We as a people should not have allowed Liberians especially the people of Nimba and Grand Gedeh County to be called refugee in any part of the world. And when our people were displaced in their own country, we should not have allowed displaced centers such as carter center, the Lutheran Church, the public works building, the BTC, the Freeport of Monrovia, etc to be used as killing zone. We did not immediately call these crimes by their rightful name: genocide.
Most of our people whether educated or not, took sizes they did not understand. And such action, they regret today. We cannot change the past. But we can and must do everything in our powers to help build the future of the unborn generation of Nimba, Grand Gedeh and the whole of Liberia without fear, and full of hope.
I say in this public manner that we… all of us… owe to those who died and to those who survived, our every effort to increase our vigilance and strengthen our stand against those who calculated and influenced such atrocities whether in Nimba, Grand Gedeh or elsewhere in Liberia.
Our people are still at risk because those who hastened yesteryears to reduced Nimba and Grand Gedeh to nothing, have began again but this time, they are using clandestine maneuvers to divide our people. They are using whatever means, be a political or otherwise, to degrade human life in these two counties.
Should they succeed, violence will become tolerated again, and the unimaginable will become more conceivable. This we must not allow to happen on our watch this time.
Our best effort is to organize ourselves so that we can minimize the chances of what took place yesteryears. And where they cannot be prevented, we can move more quickly to retard whatever calculated plan(s) that may derive at dividing our people until at such time when we shall have uncovered all actors connected to it. But we cannot do this if we are divided. We cannot do so if the people of Nimba and Grand Gedeh are not united.
We must challenge ourselves to build our two counties in which no branch of humanity, because of tribe, or ethnic origin, is again threatened with destruction. Let us work together as a community to strengthen our ability to prevent and, if necessary, to stop the level of hate as well as the divide and rule that is going on between the two counties.
For our detractors are aware that the moment the two counties unit, the moment the two counties hold together, progress begins and they will be outside looking in. I do not recount these events to sadden your hearts, but to remind you of the unwanted past struggles that visited our people and awaken us all about the future of our two counties.
Fellow Brothers and Sisters, though the road is hard and uncertain, and there are many difficulties ahead, and like everything, no one county can singlehandedly undo the contrapositive ideology that has been planted into the minds of our people by those who inhumanely run the affairs of our people right now in Liberia.
All of us might not be able to do everything we would like to see happened in the two counties, but there are things we can do to begin the reconciliation and reunification process. We have already begun the process by agreeing to come together as I have seen from the numerous online exchanges of developmental ideas between sons and daughters from both counties on various social media.

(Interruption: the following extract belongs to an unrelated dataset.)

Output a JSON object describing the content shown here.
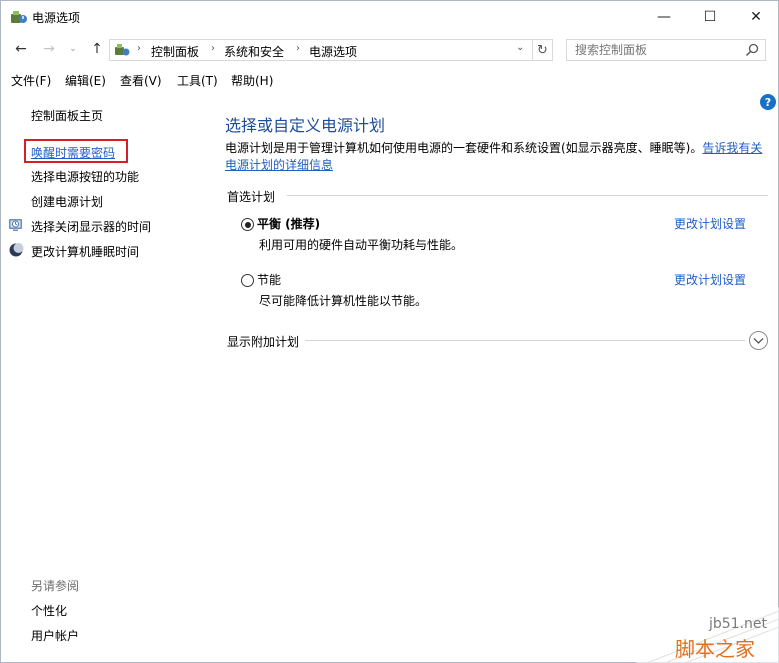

And if we set about the business of uniting and reconciling our people together, we can overcome the awful burden that our people have endured over the years. We can make our people believe once again that they can live side by side as it has been for centuries.
That is what I believe.
That is what I have to say.
And that is what I wish for the people of Nimba, Grand Gedeh Counties.
Bernard Gbayee Goah, Countributing Writer